Drake's Johnny Bright had his jaw broken
Seventy years ago last week, October 20 1951, a Heisman candidate from a small school in Des Moines, Iowa was brutally attacked on the football field. It was an anniversary that passed without recognition or acknowledgment from national college football writers. Even I had forgotten about it until my former boss added some links to a group email (thank you, Mike, for not letting it pass). Why is our memory of events like these so fleeting?
Johnny Bright was a dual-threat quarterback and the first legitimate African-American Heisman candidate, 10 years before Ernie Davis of Syracuse would win the award. From Fort Wayne, Ind., Bright had helped Drake University to a 5-0 record when it traveled to Stillwater, Oklahoma to play Oklahoma A&M (now Oklahoma State). Bright and Drake had played there in 1949, the first time a Black player had competed at Lewis Field.
Early in the game, Bright handed the ball to his fullback while Oklahoma A&M defensive lineman Wilbanks Smith ignored the ball and went straight for Bright, slamming his right forearm into Bright’s jaw. This happened not once, but twice on separate plays. The Des Moines Register captured the event in a series of photographs which ran on the front page of the sport section. The visual evidence of the blatant assault won the paper’s photographers Don Ultang and John Robinson a Pulitzer Prize. Both Life magazine and the New York Times reprinted the photos.
Branson Wright summarized the event’s aftermath for a December 2017 piece at The Undefeated. As Wright noted, the event not only accelerated the adoption of face masks, but it also was used during the civil rights movement of the 1950s. Wright interviewed Smith who denied the incident was racially motivated. Smith told writer Berry Tramel of the Oklahoman in 2006 that he did not regret hitting Bright, but also maintained it was not racially motivated. He took the same position in 2012 during a video interview for a short documentary directed by Adam Cooper Kemp and titled “Without Rules: The Untold Story of the Johnny Bright Incident.” It is available on YouTube.
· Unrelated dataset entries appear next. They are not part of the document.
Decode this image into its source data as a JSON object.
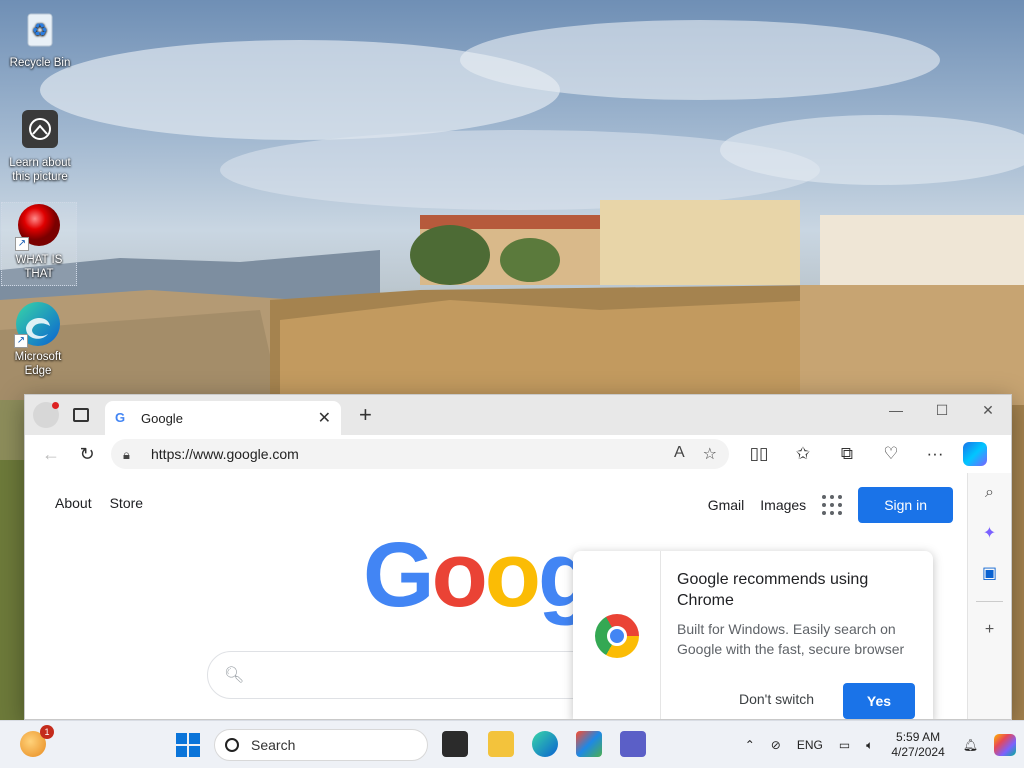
{
  "desktop": {
    "icons": [
      {
        "label": "Recycle Bin"
      },
      {
        "label": "Learn about this picture"
      },
      {
        "label": "WHAT IS THAT"
      },
      {
        "label": "Microsoft Edge"
      }
    ]
  },
  "browser": {
    "tab": {
      "title": "Google"
    },
    "address": {
      "url": "https://www.google.com"
    },
    "window_controls": {
      "minimize": "—",
      "maximize": "☐",
      "close": "✕"
    }
  },
  "google": {
    "top_left": [
      "About",
      "Store"
    ],
    "top_right": {
      "gmail": "Gmail",
      "images": "Images",
      "signin": "Sign in"
    },
    "logo_letters": [
      "G",
      "o",
      "o",
      "g"
    ],
    "search_placeholder": ""
  },
  "popup": {
    "title": "Google recommends using Chrome",
    "body": "Built for Windows. Easily search on Google with the fast, secure browser",
    "dont_switch": "Don't switch",
    "yes": "Yes"
  },
  "taskbar": {
    "widget_badge": "1",
    "search_label": "Search",
    "language": "ENG",
    "time": "5:59 AM",
    "date": "4/27/2024"
  }
}
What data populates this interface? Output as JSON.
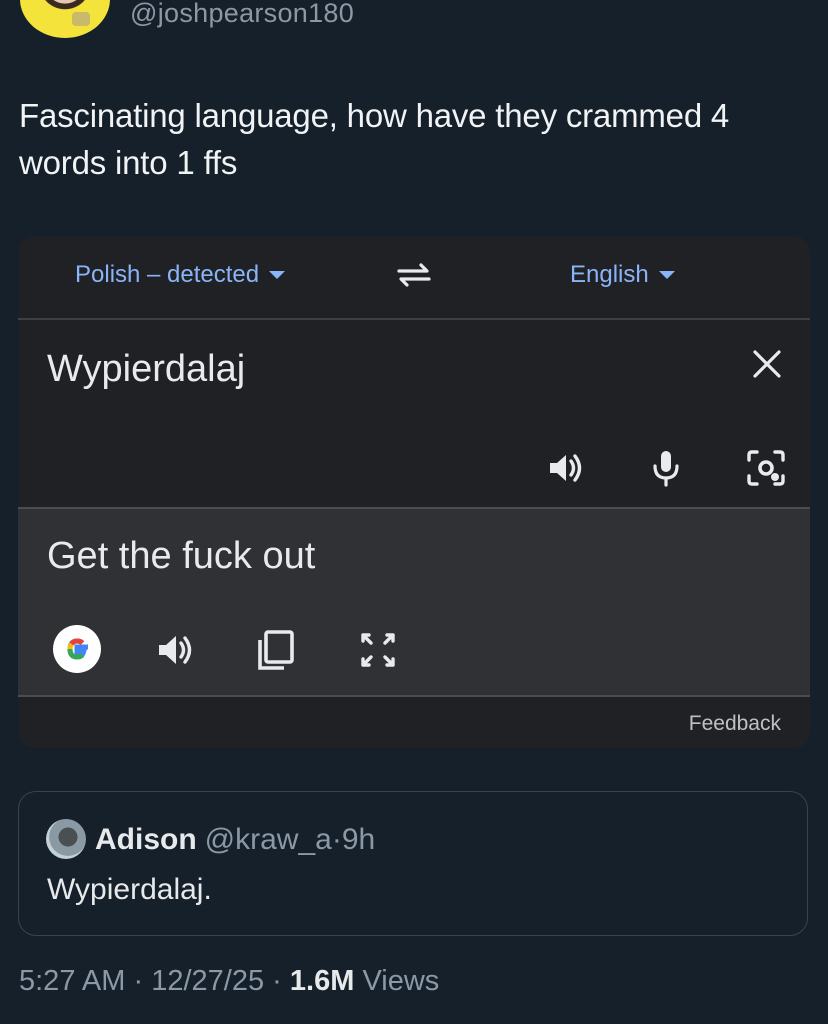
{
  "author": {
    "handle": "@joshpearson180"
  },
  "tweet": {
    "text": "Fascinating language, how have they crammed 4 words into 1 ffs"
  },
  "translate": {
    "source_language": "Polish – detected",
    "target_language": "English",
    "source_text": "Wypierdalaj",
    "translated_text": "Get the fuck out",
    "feedback_label": "Feedback",
    "icons": {
      "swap": "swap-languages-icon",
      "clear": "close-icon",
      "source_listen": "speaker-icon",
      "voice_input": "microphone-icon",
      "camera_input": "camera-icon",
      "google": "google-logo-icon",
      "result_listen": "speaker-icon",
      "copy": "copy-icon",
      "fullscreen": "fullscreen-icon"
    },
    "colors": {
      "accent": "#8ab4f8",
      "card_bg": "#202124",
      "result_bg": "#303134"
    }
  },
  "quoted_tweet": {
    "name": "Adison",
    "handle": "@kraw_a",
    "separator": "·",
    "time": "9h",
    "text": "Wypierdalaj."
  },
  "footer": {
    "time": "5:27 AM",
    "date": "12/27/25",
    "views_count": "1.6M",
    "views_label": "Views",
    "separator": "·"
  },
  "colors": {
    "background": "#15202b",
    "secondary_text": "#8b98a5"
  }
}
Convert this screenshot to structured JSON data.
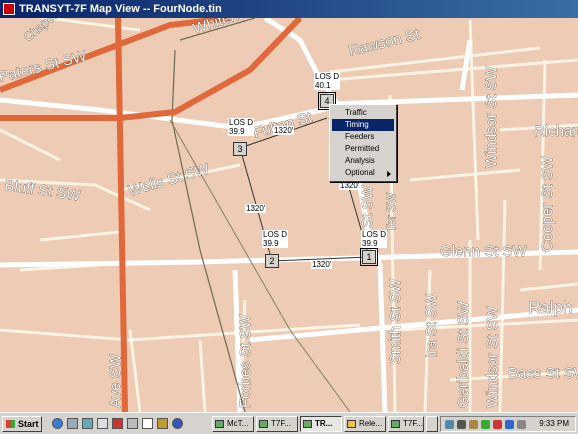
{
  "window": {
    "title": "TRANSYT-7F Map View -- FourNode.tin"
  },
  "streets": [
    "Paters St SW",
    "Whitehall",
    "Rawson St",
    "Fulton St",
    "Windsor St SW",
    "Richardson",
    "Wells St SW",
    "Bluff St SW",
    "Cooper St SW",
    "Glenn St SW",
    "Ralph",
    "Smith St SW",
    "Ira St SW",
    "Garibaldi St SW",
    "Windsor St SW",
    "Bass St SW",
    "Forbes St SW",
    "Ave SW",
    "Ter SW",
    "St SW",
    "Chapel"
  ],
  "nodes": [
    {
      "id": "1",
      "los": "LOS D",
      "delay": "39.9"
    },
    {
      "id": "2",
      "los": "LOS D",
      "delay": "39.9"
    },
    {
      "id": "3",
      "los": "LOS D",
      "delay": "39.9"
    },
    {
      "id": "4",
      "los": "LOS D",
      "delay": "40.1"
    }
  ],
  "links": {
    "a": "1320'",
    "b": "1320'",
    "c": "1320'",
    "d": "1320'"
  },
  "context_menu": {
    "items": [
      {
        "label": "Traffic"
      },
      {
        "label": "Timing"
      },
      {
        "label": "Feeders"
      },
      {
        "label": "Permitted"
      },
      {
        "label": "Analysis"
      },
      {
        "label": "Optional"
      }
    ]
  },
  "taskbar": {
    "start_label": "Start",
    "tasks": [
      "McT...",
      "T7F...",
      "TR...",
      "Rele...",
      "T7F...",
      "",
      ""
    ],
    "clock": "9:33 PM"
  },
  "colors": {
    "map_bg": "#eecbb4",
    "arterial": "#e0683a",
    "selected_menu": "#0a246a"
  }
}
The two schools involved in this incident have gone their separate ways. Drake, my alma mater, is no longer a college football power. I worked in the athletic department as an undergraduate and graduate student and, thanks to my interactions with the legendary Paul Morrison, knew of Johnny Bright. To suggest Drake was a football power at some point requires a broad definition of power, though it is true, however, that in the early 1900s, Drake competed toe-to-toe with Iowa State, Nebraska, and Missouri, as part of the precursors to the Big Eight conference. When the larger state schools formed the Big Six in 1927, Drake went with Grinnell, Washington University of St. Louis, and Oklahoma A&M to form the Missouri Valley Conference.
While Drake today remains a mid-sized private university with a $17 million athletic budget, Oklahoma A&M became Oklahoma State and regularly goes toe-to-toe with top college football powers. It spends nearly $25 million per year on its football program and plays its games at Boone Pickens Stadium, named for the individual who gave OSU athletics nearly $300 million between 2003-08.
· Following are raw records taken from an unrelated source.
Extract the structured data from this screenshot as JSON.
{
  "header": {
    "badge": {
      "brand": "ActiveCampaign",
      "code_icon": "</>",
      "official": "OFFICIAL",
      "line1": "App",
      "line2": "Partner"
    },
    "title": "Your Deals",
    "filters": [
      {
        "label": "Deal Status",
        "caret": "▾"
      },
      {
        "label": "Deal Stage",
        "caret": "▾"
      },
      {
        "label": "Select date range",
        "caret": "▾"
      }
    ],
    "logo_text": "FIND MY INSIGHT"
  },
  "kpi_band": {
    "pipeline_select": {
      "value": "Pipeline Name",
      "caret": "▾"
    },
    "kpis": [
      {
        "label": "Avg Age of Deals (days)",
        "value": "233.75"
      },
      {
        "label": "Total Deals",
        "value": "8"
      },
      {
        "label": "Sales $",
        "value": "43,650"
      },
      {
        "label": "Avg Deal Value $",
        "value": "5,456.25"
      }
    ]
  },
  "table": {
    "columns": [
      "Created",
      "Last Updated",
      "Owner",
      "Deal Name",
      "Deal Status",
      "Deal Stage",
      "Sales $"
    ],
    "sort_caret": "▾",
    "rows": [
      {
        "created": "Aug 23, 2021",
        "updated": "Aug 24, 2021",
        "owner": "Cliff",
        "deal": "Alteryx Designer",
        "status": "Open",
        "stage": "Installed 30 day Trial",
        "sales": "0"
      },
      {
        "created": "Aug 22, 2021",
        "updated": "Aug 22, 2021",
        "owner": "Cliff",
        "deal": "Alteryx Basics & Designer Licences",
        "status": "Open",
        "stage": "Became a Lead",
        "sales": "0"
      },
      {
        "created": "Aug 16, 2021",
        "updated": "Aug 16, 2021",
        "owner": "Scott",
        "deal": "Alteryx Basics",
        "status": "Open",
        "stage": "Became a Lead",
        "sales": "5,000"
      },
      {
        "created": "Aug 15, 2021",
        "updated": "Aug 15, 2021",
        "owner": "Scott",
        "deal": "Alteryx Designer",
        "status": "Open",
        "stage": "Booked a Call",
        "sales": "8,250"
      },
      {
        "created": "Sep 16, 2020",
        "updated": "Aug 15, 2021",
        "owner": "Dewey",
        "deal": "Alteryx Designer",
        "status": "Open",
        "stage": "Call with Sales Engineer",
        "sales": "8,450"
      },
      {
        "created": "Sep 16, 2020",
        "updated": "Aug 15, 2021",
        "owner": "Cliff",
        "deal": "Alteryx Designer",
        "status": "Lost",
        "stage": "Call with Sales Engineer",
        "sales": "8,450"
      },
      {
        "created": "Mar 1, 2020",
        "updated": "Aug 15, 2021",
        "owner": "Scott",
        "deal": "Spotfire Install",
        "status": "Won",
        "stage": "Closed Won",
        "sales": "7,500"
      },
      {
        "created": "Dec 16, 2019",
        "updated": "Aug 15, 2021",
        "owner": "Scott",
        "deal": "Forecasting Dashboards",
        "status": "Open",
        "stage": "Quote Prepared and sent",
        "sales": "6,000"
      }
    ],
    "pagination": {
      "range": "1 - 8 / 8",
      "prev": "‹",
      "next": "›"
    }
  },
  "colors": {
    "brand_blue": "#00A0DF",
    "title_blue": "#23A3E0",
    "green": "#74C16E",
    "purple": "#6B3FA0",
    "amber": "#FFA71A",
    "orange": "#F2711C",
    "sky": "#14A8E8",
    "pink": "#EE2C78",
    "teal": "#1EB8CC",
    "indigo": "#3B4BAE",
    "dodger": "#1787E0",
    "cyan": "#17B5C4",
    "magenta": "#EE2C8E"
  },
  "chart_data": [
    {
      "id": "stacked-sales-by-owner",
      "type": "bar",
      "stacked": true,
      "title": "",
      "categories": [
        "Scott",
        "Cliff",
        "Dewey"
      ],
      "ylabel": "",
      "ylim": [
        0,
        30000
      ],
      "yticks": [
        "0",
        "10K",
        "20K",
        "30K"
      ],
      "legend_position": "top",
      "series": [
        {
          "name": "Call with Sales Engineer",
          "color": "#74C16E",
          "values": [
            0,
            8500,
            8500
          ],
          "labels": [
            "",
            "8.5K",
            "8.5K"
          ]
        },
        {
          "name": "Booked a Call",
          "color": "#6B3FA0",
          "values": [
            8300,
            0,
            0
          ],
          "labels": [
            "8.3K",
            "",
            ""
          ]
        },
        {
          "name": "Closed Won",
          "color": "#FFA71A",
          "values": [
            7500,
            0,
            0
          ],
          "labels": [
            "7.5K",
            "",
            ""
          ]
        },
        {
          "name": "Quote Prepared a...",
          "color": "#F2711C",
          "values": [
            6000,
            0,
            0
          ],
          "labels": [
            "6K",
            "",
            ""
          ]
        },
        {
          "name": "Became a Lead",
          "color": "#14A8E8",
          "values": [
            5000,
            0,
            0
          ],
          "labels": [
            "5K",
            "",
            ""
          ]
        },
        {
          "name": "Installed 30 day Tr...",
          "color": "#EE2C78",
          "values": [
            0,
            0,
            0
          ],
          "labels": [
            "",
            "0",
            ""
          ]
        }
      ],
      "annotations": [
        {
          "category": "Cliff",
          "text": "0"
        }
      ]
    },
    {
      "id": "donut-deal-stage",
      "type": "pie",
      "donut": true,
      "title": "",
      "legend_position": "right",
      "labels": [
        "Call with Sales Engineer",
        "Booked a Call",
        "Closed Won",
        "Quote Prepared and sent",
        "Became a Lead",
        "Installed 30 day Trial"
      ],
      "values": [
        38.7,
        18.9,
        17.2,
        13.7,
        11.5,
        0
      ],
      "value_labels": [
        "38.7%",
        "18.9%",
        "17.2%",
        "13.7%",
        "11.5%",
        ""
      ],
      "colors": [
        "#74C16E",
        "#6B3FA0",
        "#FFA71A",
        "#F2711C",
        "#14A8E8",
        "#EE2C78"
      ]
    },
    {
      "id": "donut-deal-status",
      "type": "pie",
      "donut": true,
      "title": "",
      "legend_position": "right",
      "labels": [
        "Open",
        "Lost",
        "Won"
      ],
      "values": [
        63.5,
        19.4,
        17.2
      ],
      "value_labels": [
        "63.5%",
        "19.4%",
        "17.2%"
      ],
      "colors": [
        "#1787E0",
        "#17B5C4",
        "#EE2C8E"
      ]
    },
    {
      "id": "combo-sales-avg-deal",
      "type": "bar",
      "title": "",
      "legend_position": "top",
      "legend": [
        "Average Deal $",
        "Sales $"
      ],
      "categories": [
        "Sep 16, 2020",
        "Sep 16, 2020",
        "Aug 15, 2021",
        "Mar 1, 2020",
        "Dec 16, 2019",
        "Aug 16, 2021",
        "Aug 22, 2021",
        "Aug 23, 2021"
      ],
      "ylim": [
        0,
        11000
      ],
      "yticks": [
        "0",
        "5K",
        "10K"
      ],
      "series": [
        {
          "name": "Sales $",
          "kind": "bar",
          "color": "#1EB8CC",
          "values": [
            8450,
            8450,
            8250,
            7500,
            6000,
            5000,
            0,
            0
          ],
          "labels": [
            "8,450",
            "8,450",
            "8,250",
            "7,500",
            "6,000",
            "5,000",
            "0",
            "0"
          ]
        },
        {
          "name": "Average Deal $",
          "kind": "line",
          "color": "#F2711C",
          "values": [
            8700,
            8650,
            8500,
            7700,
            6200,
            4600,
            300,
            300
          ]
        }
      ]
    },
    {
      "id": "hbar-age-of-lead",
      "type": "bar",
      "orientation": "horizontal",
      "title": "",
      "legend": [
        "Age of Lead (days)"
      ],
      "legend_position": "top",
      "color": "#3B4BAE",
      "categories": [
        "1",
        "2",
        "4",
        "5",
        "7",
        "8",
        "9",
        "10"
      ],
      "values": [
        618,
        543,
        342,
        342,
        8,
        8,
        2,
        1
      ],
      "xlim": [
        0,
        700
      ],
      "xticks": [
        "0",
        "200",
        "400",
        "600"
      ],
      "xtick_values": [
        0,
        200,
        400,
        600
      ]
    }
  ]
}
Despite being drafted in the first round by the Philadelphia Eagles in the 1952 NFL draft, Bright opted to play in Canada. While he never said it publicly, the sense is the more receptive racial climate north of the border made Canada more attractive than the NFL. Future Iowa State head coach Jim Walden was a teammate of Bright’s with Edmonton. He told Brandon Cleaver of the Des Moines Register in 2006, Bright “was as big to Canadian football as an early version of Johnny Unitas of the NFL.”
Oklahoma State provided an official apology for the incident in early 2006, prior to Drake dedicating “Johnny Bright Field” on September 30, 2006. Smith, who passed away on January 14, 2020, never apologized, continuing to deny any racial motivations in his hits on Bright.
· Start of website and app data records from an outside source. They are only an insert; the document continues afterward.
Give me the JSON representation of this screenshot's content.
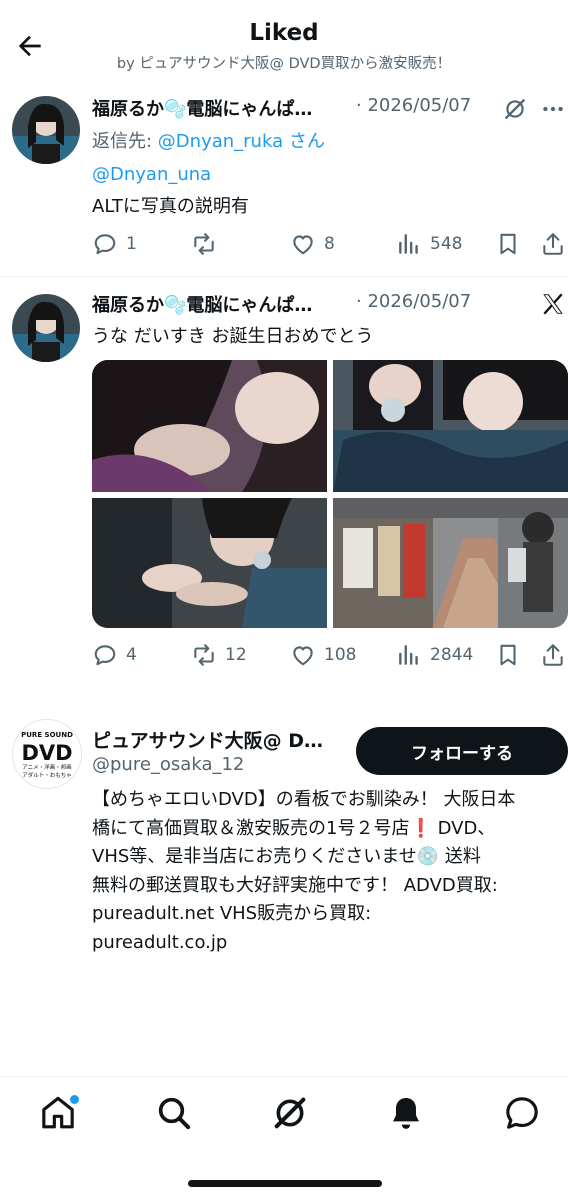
{
  "header": {
    "title": "Liked",
    "subtitle": "by ピュアサウンド大阪@ DVD買取から激安販売！"
  },
  "posts": [
    {
      "author": "福原るか🫧電脳にゃんぱ…",
      "date": "· 2026/05/07",
      "reply_prefix": "返信先: ",
      "reply_to": "@Dnyan_ruka",
      "reply_suffix": " さん",
      "mention": "@Dnyan_una",
      "text": "ALTに写真の説明有",
      "replies": "1",
      "reposts": "",
      "likes": "8",
      "views": "548"
    },
    {
      "author": "福原るか🫧電脳にゃんぱ…",
      "date": "· 2026/05/07",
      "text": "うな だいすき お誕生日おめでとう",
      "replies": "4",
      "reposts": "12",
      "likes": "108",
      "views": "2844"
    }
  ],
  "profile": {
    "name": "ピュアサウンド大阪@ D…",
    "handle": "@pure_osaka_12",
    "follow_label": "フォローする",
    "logo_top": "PURE SOUND",
    "logo_main": "DVD",
    "logo_line1": "アニメ・洋画・邦画",
    "logo_line2": "アダルト・おもちゃ",
    "bio_lines": [
      "【めちゃエロいDVD】の看板でお馴染み！ 大阪日本",
      "橋にて高価買取＆激安販売の1号２号店❗️ DVD、",
      "VHS等、是非当店にお売りくださいませ💿 送料",
      "無料の郵送買取も大好評実施中です！ ADVD買取:",
      "pureadult.net VHS販売から買取:",
      "pureadult.co.jp"
    ]
  },
  "colors": {
    "accent": "#1d9bf0",
    "text": "#0f1419",
    "muted": "#536471"
  },
  "tabbar": {
    "items": [
      "home-icon",
      "search-icon",
      "grok-icon",
      "notifications-icon",
      "messages-icon"
    ]
  }
}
Why does our collective memory not pay this incident attention? Will individuals say, like Smith did, that was how football was played in 1951? Sure. But what will those same individuals say about Oklahoma A&M denying Bright a place to stay in 1951?
Oklahoma A&M had grudgingly integrated in '49, admitting Nancy Randolph Davis under dubious conditions. The Guthrie hotel where Drake and Bright had stayed in '49 would not allow Bright this time, and while A&M offered dorms for the Drake squad, the invitation was not extended to Bright. - Berry Tramel, Oklahoman, Feb. 24, 2006
Historical incidents such as this one do eventually fade from public conscience, though the facts of the incident should not. Bright was a star Black college football player, deliberately targeted in a violent incident at a time of heightened racial tensions in the American South. The images of that day are clear.
Would Bright have become one of the NFL’s first Black superstars, had he chosen to play in Philadelphia? Drafted five years before Jim Brown, Bright played mostly running back during his CFL days with the Calgary Stampeders and Edmonton Eskimos, surpassing the 1,000-yard mark in five straight seasons. He was elected to the CFL Hall of Fame in 1970.
Bright’s legacy and impact on college football should not go unnoticed. Here’s hoping GameDay or some other college football media elites remember Bright next year, on the 71st anniversary of the incident, and that they continue to do so each subsequent year.